A similar experience can be found in enjoying Phish, America’s most popular, though still divisive, jam band. To put it simply, it has seemed for decades you were either a Phish fan or you weren’t, and there was very little chance for that to change. Recently, though, that line has begun to blur. Thanks to podcasts like Analyze Phish and books like Nathan Rabin’s You Don’t Know Me, But You Don’t Like Me, new fans are being made every day, even amongst the likes of those who otherwise would never consider attending a 4-hour rock concert. The band’s oeuvre is daunting, too, especially seeing as almost every live show they’ve ever played is available to stream or download. Even the group’s most casual fans could name a favorite live set for curious new fans. (I for one would say their 2012 Bonnaroo set, since it’s the first Phish show I ever inadvertently attended.) But when met with an immense catalog that oftentimes seems like you had to be there to really get it, there’s a significant chance of quickly losing interest.

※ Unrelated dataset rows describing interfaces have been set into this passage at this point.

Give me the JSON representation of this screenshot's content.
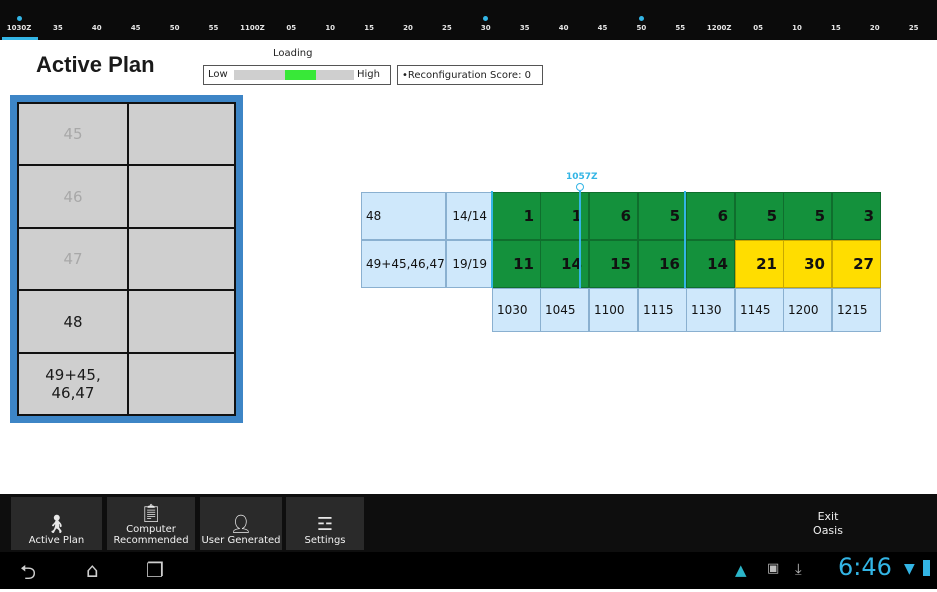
{
  "timeline": {
    "ticks": [
      {
        "label": "1030Z",
        "marked": true
      },
      {
        "label": "35",
        "marked": false
      },
      {
        "label": "40",
        "marked": false
      },
      {
        "label": "45",
        "marked": false
      },
      {
        "label": "50",
        "marked": false
      },
      {
        "label": "55",
        "marked": false
      },
      {
        "label": "1100Z",
        "marked": false
      },
      {
        "label": "05",
        "marked": false
      },
      {
        "label": "10",
        "marked": false
      },
      {
        "label": "15",
        "marked": false
      },
      {
        "label": "20",
        "marked": false
      },
      {
        "label": "25",
        "marked": false
      },
      {
        "label": "30",
        "marked": true
      },
      {
        "label": "35",
        "marked": false
      },
      {
        "label": "40",
        "marked": false
      },
      {
        "label": "45",
        "marked": false
      },
      {
        "label": "50",
        "marked": true
      },
      {
        "label": "55",
        "marked": false
      },
      {
        "label": "1200Z",
        "marked": false
      },
      {
        "label": "05",
        "marked": false
      },
      {
        "label": "10",
        "marked": false
      },
      {
        "label": "15",
        "marked": false
      },
      {
        "label": "20",
        "marked": false
      },
      {
        "label": "25",
        "marked": false
      }
    ],
    "accent_color": "#33b5e5"
  },
  "header": {
    "title": "Active Plan",
    "loading_label": "Loading",
    "loading_low": "Low",
    "loading_high": "High",
    "loading_level": 0.55,
    "reconfig_text": "•Reconfiguration Score: 0"
  },
  "sectors": [
    {
      "label": "45",
      "dim": true
    },
    {
      "label": "46",
      "dim": true
    },
    {
      "label": "47",
      "dim": true
    },
    {
      "label": "48",
      "dim": false
    },
    {
      "label": "49+45,\n46,47",
      "dim": false
    }
  ],
  "plan": {
    "now_label": "1057Z",
    "rows": [
      {
        "name": "48",
        "count": "14/14",
        "values": [
          "1",
          "1",
          "6",
          "5",
          "6",
          "5",
          "5",
          "3"
        ],
        "colors": [
          "green",
          "green",
          "green",
          "green",
          "green",
          "green",
          "green",
          "green"
        ]
      },
      {
        "name": "49+45,46,47",
        "count": "19/19",
        "values": [
          "11",
          "14",
          "15",
          "16",
          "14",
          "21",
          "30",
          "27"
        ],
        "colors": [
          "green",
          "green",
          "green",
          "green",
          "green",
          "yellow",
          "yellow",
          "yellow"
        ]
      }
    ],
    "times": [
      "1030",
      "1045",
      "1100",
      "1115",
      "1130",
      "1145",
      "1200",
      "1215"
    ]
  },
  "tabs": [
    {
      "label": "Active Plan",
      "icon": "walker-icon",
      "selected": true
    },
    {
      "label": "Computer\nRecommended",
      "icon": "clipboard-icon",
      "selected": false
    },
    {
      "label": "User Generated",
      "icon": "user-icon",
      "selected": false
    },
    {
      "label": "Settings",
      "icon": "sliders-icon",
      "selected": false
    }
  ],
  "exit_label": "Exit\nOasis",
  "system": {
    "clock": "6:46",
    "nav_icons": [
      "back-icon",
      "home-icon",
      "recents-icon"
    ]
  }
}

Luckily, the band has also released 13 studio albums over their career, and while some may completely write off the idea of listening to Phish in that kind of controlled setting, many of the records provide a convenient gateway for potential fans. For instance, their newest album, Big Boat, is wonderfully accessible thanks to its relatable sense of communal fun, as well as the band’s own self-awareness.

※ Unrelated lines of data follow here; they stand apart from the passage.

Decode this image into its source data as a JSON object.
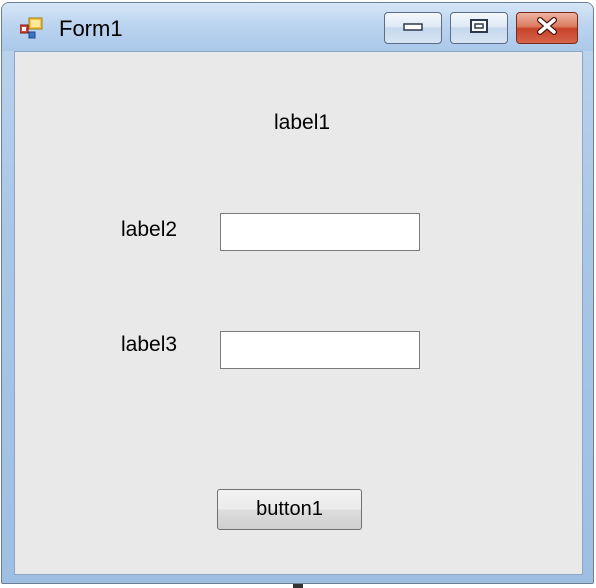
{
  "window": {
    "title": "Form1",
    "controls": {
      "minimize_icon": "minimize-icon",
      "maximize_icon": "restore-icon",
      "close_icon": "close-icon"
    }
  },
  "form": {
    "label1": "label1",
    "label2": "label2",
    "label3": "label3",
    "textbox1": {
      "value": "",
      "placeholder": ""
    },
    "textbox2": {
      "value": "",
      "placeholder": ""
    },
    "button1": "button1"
  },
  "colors": {
    "client_background": "#eae9ea",
    "titlebar": "#bcd4ef",
    "close_button": "#c7432a"
  }
}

Taking inspiration from Noah’s Ark, Big Boat finds Phish creating a sense of togetherness. Drummer Jon Fishman invites the listener along on opener “Friends” as the titular big boat arrives and takes us to “Breath and Burning”, where frontman Trey Anastasio lackadaisically describes the apocalypse in the same way Jimmy Buffett describes cheeseburgers. This sort of carelessness comes off more as harmless eccentricity, though, as it’s to be expected from a band who’s as well known for their goofiness as they are for their lengthy set times. (See, for instance, the tongue-in-cheek 4:20 runtime on a song called “Blaze On”.) A certain suspension of disbelief is necessary, though, because despite the overt silliness, it is clear that the band are genuinely enjoying themselves as they tackle such heavy subject matter.
And it is no more clear that Phish are having fun than in the music itself. They are a jam band, after all, and while songs get the chance to open up and become new experiences entirely during their live sets, the band tends to pack their studio albums with short, easier to swallow tracks. There is clear jam potential, though, in the celebration that never wants to end in “More”, or the drawling ballad “Miss You”. Tracks like the funkadelic “No Men in No Man’s Land” and inspirational “Blaze On” have already earned their live show stripes, and it especially shows in the former, which carries with it their trademark lighthearted and danceable spirit.

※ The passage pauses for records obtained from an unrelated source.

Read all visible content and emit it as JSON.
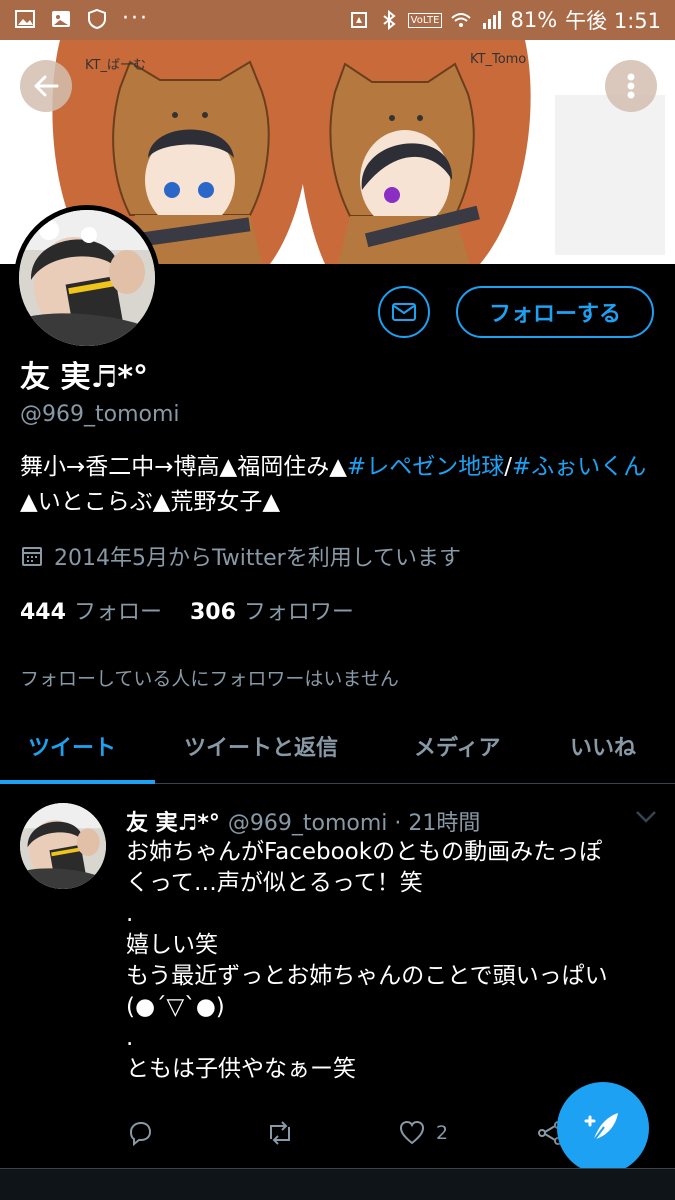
{
  "status_bar": {
    "battery": "81%",
    "time": "午後 1:51",
    "volte": "VoLTE"
  },
  "banner": {
    "left_sign": "KT_ばーむ",
    "right_sign": "KT_Tomo"
  },
  "profile": {
    "display_name": "友 実♬*°",
    "handle": "@969_tomomi",
    "message_icon": "envelope-icon",
    "follow_label": "フォローする",
    "bio_parts": {
      "p1": "舞小→香二中→博高▲福岡住み▲",
      "tag1": "#レペゼン地球",
      "sep": "/",
      "tag2": "#ふぉいくん",
      "p2": "▲いとこらぶ▲荒野女子▲"
    },
    "joined": "2014年5月からTwitterを利用しています",
    "following_count": "444",
    "following_label": "フォロー",
    "followers_count": "306",
    "followers_label": "フォロワー",
    "mutual_note": "フォローしている人にフォロワーはいません"
  },
  "tabs": [
    {
      "label": "ツイート"
    },
    {
      "label": "ツイートと返信"
    },
    {
      "label": "メディア"
    },
    {
      "label": "いいね"
    }
  ],
  "tweet": {
    "name": "友 実♬*°",
    "handle_time": "@969_tomomi · 21時間",
    "text_lines": [
      "お姉ちゃんがFacebookのともの動画みたっぽ",
      "くって…声が似とるって！笑",
      ".",
      "嬉しい笑",
      "もう最近ずっとお姉ちゃんのことで頭いっぱい",
      "(●´▽`●)",
      ".",
      "ともは子供やなぁー笑"
    ],
    "like_count": "2"
  },
  "colors": {
    "accent": "#1da1f2",
    "muted": "#8899a6",
    "status_bar": "#a96a48",
    "banner_orange": "#c86a3a"
  }
}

The same can be said for “Petrichor”, the album’s lengthy closer that puts the band’s jam expertise on clear display. Among tones that reflect sunlight as brightly as you might expect directly after a storm, “Petrichor” journeys confidently through melodic ideas as each band member is allowed to shine. Together, they create a landscape in which the world is washed away by sunlight as well as biblical downpour. Despite this, though, the band vows to play on, and seeing as non-Phish salvation is all but beyond hope by this point (as the titular vessel seemingly didn’t come with any lifeboats), we’re left with little choice but to plant ourselves by their side for what might seem like forever and simply enjoy the view.
Essential Tracks: “Friends”, “No Men in No Man’s Land”, and “Petrichor”